Have you ever thought about what legacy you are going to leave behind? No, I’m not talking about where you leave your money (if any) when you die, or even how much you donate to worthy causes while you’re still alive, though I hope you do! This has nothing to do with money, at all (except, as always, that how we handle our material resources can reveal quite a lot about our character and true priorities).
Nor am I talking about whether they’ll remember you as a nice person (though I hope we will all be remembered as loving, kind, patient, generous people). I want to go a little further, add one more adjective. What will be your eternal legacy? How has the life you live affected other people – as C. S. Lewis famously said:
“There are no ordinary people. You have never talked to a mere mortal. Nations, cultures, arts, civilizations - these are mortal, and their life is to ours as the life of a gnat. But it is immortals whom we joke with, work with, marry, snub and exploit - immortal horrors or everlasting splendours.”
Many, many years ago I was arrested by a question I read or heard somewhere, “If you were to die tonight, what legacy would you leave your children?” It is a question worth pondering, not just for parents (though, as a young mum that was my chief concern at the time), but in all our relationships, in every interaction in our daily lives we are potentially leaving a legacy in other people’s lives, and none of us know which moments will be weighty with influence. In response to that question I wrote a poem to put together my thoughts on the matter.
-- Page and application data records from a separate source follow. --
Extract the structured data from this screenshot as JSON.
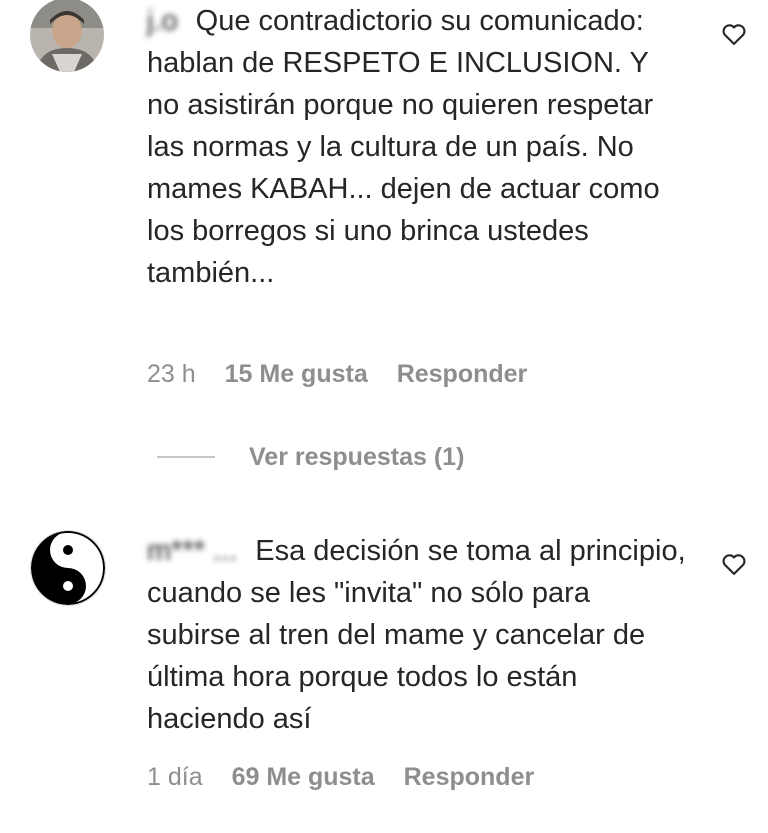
{
  "comments": [
    {
      "username": "j.o",
      "text": "Que contradictorio su comunicado: hablan de RESPETO E INCLUSION. Y no asistirán porque no quieren respetar las normas y la cultura de un país. No mames KABAH... dejen de actuar como los borregos si uno brinca ustedes también...",
      "time": "23 h",
      "likes": "15 Me gusta",
      "reply_label": "Responder",
      "avatar_icon": "person-photo-avatar"
    },
    {
      "username": "m*** ...",
      "text": "Esa decisión se toma al principio, cuando se les \"invita\" no sólo para subirse al tren del mame y cancelar de última hora porque todos lo están haciendo así",
      "time": "1 día",
      "likes": "69 Me gusta",
      "reply_label": "Responder",
      "avatar_icon": "yin-yang-avatar"
    }
  ],
  "view_replies": "Ver respuestas (1)",
  "colors": {
    "text": "#262626",
    "secondary": "#8e8e8e",
    "divider": "#c7c7c7"
  }
}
I hope that, by the grace of God, my response was more than thoughts and words.
THE LEGACY - A LETTER TO MY CHILDREN
If these, my limbs, I lay them down tonight,
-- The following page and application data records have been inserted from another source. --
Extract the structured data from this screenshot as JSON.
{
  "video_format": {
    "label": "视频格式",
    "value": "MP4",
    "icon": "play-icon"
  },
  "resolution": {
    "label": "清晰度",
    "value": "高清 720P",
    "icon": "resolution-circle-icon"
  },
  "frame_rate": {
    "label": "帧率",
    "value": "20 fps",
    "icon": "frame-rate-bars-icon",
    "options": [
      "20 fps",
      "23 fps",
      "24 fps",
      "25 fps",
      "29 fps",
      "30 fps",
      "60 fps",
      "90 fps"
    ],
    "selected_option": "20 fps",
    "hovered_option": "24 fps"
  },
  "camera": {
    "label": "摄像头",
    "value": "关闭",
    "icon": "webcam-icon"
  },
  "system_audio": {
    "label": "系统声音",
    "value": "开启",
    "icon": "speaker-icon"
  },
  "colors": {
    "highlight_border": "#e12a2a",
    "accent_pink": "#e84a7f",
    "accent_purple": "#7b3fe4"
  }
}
Should (‘tis a fancy) sullen-stiff in death;
If this, my only heart, should cease to throb,
These, my now-words, become my final breath;
What should I leave you? Ah, my dears, my dears!
Warm arms? (But they are easily replaced.)
A listening ear? (Yes, those, I grant, are few.)
The swiftly fading memory of a face?
O, little ones, my motherhood is small,
But ah, my dreams are large! For you I claim
A heritage among the vasty stars,
A hope so great I scarce can speak its name!
What should I leave you? Nothing hands can hold.
But I may wish for you a burning joy,
To slice the swamped complaisance from your days;
A dream that drudgery cannot destroy.
Success? I care not! But I so much care,
That you should have integrity of soul.
Embrace that truth which casts all falsehood out.
Disdain hypocrisy. Strive to be whole.
I care that you should love, not carelessly,
But deeply, past your comfort's customed span;
To lay your life down for another's sake,
For such is the true measure of a man.
Though all these fail, one thing, one thing I pray:
That you should know the God Whom I have known,
Not as a nursery tale, Reality!
For this my prayers, for this my tears are sown;
That you might harvest-reap! To know Him, Whom
To know is life eternal, Jesus Christ,
In Whom, possessing, you possess all things.
Then might I die, and know my own have life!